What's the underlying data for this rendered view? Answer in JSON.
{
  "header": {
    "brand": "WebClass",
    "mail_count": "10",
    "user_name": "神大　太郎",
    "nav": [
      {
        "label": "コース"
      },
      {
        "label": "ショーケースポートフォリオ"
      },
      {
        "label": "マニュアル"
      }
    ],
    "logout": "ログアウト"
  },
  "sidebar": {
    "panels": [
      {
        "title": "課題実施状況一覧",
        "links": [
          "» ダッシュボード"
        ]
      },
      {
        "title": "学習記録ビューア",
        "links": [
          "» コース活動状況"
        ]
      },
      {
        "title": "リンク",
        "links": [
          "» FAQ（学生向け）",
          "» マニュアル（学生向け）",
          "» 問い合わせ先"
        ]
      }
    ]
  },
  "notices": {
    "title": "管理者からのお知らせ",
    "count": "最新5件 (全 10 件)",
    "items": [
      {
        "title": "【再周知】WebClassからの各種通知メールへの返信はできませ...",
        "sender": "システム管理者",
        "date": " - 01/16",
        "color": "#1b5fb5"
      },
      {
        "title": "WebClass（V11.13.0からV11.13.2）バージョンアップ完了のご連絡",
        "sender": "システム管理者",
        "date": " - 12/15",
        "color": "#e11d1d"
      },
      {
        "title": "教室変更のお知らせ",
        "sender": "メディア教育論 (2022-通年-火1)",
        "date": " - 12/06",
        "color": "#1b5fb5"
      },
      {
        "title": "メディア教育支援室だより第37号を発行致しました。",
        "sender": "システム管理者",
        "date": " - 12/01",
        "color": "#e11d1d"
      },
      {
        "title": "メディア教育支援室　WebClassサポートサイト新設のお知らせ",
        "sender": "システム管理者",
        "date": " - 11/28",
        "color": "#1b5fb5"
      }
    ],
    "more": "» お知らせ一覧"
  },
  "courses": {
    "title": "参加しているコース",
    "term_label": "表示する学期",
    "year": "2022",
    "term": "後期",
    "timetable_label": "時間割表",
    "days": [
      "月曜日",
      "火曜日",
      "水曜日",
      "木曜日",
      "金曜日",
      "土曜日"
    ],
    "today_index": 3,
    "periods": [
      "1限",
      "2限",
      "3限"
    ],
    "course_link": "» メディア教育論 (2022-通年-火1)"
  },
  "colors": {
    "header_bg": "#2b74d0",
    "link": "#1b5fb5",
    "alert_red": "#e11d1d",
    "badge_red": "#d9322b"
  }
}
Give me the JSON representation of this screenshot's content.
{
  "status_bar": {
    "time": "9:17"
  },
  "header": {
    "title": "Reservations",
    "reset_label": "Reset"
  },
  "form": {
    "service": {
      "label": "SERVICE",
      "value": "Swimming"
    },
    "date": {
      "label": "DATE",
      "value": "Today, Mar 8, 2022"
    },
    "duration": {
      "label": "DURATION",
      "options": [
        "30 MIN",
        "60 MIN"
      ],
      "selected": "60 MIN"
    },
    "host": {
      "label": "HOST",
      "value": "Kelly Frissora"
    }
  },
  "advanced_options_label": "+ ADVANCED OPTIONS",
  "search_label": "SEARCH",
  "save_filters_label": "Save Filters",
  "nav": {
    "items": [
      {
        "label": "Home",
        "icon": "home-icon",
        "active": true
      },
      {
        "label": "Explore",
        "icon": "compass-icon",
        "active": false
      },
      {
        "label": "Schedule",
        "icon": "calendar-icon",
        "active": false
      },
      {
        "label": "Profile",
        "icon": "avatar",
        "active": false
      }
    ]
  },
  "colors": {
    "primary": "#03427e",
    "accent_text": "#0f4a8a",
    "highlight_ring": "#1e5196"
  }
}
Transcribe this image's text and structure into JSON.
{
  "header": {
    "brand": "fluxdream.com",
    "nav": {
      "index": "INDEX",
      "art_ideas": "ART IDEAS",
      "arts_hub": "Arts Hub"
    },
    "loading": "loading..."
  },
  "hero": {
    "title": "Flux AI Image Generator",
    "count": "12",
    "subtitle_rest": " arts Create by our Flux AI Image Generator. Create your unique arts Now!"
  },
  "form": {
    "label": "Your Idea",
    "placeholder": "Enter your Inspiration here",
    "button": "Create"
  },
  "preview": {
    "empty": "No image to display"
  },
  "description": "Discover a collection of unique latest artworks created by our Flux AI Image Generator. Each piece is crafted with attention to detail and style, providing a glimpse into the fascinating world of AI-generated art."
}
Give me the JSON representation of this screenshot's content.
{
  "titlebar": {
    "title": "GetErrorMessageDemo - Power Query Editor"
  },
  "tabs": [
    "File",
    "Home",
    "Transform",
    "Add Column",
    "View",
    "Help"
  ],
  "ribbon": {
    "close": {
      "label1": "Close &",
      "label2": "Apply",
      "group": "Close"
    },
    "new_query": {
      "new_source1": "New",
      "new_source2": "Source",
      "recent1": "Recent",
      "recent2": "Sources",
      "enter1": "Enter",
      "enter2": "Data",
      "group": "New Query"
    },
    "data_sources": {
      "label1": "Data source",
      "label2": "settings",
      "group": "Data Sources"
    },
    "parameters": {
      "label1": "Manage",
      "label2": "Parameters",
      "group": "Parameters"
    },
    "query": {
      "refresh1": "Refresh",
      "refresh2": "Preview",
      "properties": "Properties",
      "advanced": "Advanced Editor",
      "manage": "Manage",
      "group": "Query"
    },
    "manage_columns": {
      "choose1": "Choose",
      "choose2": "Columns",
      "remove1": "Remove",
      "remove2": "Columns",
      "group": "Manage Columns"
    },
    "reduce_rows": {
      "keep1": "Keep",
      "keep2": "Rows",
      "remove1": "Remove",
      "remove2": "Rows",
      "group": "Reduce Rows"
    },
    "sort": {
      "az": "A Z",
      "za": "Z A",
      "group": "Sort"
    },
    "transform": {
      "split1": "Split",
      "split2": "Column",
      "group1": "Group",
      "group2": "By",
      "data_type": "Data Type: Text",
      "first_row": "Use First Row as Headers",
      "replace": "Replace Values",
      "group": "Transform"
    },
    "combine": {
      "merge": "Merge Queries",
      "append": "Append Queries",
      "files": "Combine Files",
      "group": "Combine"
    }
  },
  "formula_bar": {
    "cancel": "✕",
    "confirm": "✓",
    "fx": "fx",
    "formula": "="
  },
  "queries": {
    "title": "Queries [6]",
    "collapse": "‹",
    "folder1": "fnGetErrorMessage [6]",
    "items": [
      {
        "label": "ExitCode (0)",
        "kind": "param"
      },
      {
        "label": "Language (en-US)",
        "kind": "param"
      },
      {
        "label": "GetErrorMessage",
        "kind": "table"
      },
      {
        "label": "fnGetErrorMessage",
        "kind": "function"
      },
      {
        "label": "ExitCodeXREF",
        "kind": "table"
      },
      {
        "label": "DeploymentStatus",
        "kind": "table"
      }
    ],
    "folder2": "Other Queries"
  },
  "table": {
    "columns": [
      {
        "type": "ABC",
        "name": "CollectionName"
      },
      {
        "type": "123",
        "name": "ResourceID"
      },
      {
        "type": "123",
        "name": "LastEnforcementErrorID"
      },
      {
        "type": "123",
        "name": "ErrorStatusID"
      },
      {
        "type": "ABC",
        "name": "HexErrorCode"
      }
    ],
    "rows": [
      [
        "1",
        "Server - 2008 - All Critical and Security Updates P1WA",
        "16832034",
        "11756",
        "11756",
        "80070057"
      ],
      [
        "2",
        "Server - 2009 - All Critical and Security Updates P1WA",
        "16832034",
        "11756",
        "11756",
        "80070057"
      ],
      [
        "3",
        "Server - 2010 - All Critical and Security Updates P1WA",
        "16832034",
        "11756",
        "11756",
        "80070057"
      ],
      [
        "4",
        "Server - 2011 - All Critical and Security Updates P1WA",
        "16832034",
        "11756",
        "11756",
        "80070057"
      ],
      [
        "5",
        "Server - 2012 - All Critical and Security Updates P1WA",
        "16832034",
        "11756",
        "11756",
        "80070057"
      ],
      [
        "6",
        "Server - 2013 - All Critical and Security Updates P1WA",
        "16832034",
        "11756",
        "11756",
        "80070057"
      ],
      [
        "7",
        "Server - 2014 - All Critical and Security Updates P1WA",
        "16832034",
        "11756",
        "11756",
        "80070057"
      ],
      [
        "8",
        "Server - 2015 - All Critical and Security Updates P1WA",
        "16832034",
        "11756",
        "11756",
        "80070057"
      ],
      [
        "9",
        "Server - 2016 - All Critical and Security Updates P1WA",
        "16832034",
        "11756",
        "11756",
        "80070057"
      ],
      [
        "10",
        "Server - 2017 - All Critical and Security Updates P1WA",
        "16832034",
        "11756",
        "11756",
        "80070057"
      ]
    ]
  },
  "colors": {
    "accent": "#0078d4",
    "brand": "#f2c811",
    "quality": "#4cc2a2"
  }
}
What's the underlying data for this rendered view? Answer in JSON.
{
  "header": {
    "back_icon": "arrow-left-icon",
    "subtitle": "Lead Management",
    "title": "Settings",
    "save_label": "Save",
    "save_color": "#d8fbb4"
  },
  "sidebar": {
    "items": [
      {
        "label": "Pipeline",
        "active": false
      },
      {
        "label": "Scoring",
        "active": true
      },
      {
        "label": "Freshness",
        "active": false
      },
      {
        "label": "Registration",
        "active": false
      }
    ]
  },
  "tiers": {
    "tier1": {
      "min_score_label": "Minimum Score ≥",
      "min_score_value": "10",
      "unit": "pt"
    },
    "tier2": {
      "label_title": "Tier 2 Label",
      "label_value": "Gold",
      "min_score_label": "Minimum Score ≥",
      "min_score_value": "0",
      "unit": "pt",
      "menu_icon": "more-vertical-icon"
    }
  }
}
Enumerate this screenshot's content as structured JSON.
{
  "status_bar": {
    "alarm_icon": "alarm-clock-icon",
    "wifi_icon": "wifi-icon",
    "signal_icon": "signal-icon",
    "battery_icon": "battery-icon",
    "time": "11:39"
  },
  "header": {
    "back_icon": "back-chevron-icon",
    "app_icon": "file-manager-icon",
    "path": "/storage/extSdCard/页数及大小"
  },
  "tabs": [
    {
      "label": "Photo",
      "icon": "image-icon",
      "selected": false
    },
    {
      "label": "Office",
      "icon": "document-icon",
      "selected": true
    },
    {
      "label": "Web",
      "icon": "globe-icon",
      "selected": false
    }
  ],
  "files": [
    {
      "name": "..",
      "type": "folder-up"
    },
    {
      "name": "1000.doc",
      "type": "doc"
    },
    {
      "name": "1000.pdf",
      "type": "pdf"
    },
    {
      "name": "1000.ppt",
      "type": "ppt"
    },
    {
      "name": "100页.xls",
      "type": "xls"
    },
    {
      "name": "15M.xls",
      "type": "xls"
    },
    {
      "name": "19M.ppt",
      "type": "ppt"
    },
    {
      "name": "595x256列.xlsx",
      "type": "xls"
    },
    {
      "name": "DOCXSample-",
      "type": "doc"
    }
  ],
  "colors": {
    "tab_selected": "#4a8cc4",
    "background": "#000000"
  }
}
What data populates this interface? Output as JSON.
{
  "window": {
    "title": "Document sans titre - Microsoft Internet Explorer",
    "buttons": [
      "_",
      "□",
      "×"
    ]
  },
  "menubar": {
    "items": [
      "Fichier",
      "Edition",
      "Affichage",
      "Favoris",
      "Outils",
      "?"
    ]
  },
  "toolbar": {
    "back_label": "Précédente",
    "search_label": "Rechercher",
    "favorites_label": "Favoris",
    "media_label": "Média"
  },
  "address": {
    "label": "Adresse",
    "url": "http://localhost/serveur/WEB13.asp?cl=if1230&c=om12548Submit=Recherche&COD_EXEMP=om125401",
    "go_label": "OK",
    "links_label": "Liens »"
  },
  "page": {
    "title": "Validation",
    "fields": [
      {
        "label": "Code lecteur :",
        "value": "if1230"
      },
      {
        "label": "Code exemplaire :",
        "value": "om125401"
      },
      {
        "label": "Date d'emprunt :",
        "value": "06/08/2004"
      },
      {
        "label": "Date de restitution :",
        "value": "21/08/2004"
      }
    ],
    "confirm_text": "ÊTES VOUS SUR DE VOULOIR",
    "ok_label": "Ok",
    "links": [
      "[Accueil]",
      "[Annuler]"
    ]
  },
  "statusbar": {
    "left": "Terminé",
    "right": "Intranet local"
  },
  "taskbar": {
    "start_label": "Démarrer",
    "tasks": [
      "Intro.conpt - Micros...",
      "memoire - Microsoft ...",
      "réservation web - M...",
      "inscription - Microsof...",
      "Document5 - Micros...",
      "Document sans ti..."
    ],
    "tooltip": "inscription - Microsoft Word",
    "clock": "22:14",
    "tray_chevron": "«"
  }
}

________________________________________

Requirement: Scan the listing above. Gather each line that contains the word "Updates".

Written solution:
        "Server - 2008 - All Critical and Security Updates P1WA",
        "Server - 2009 - All Critical and Security Updates P1WA",
        "Server - 2010 - All Critical and Security Updates P1WA",
        "Server - 2011 - All Critical and Security Updates P1WA",
        "Server - 2012 - All Critical and Security Updates P1WA",
        "Server - 2013 - All Critical and Security Updates P1WA",
        "Server - 2014 - All Critical and Security Updates P1WA",
        "Server - 2015 - All Critical and Security Updates P1WA",
        "Server - 2016 - All Critical and Security Updates P1WA",
        "Server - 2017 - All Critical and Security Updates P1WA",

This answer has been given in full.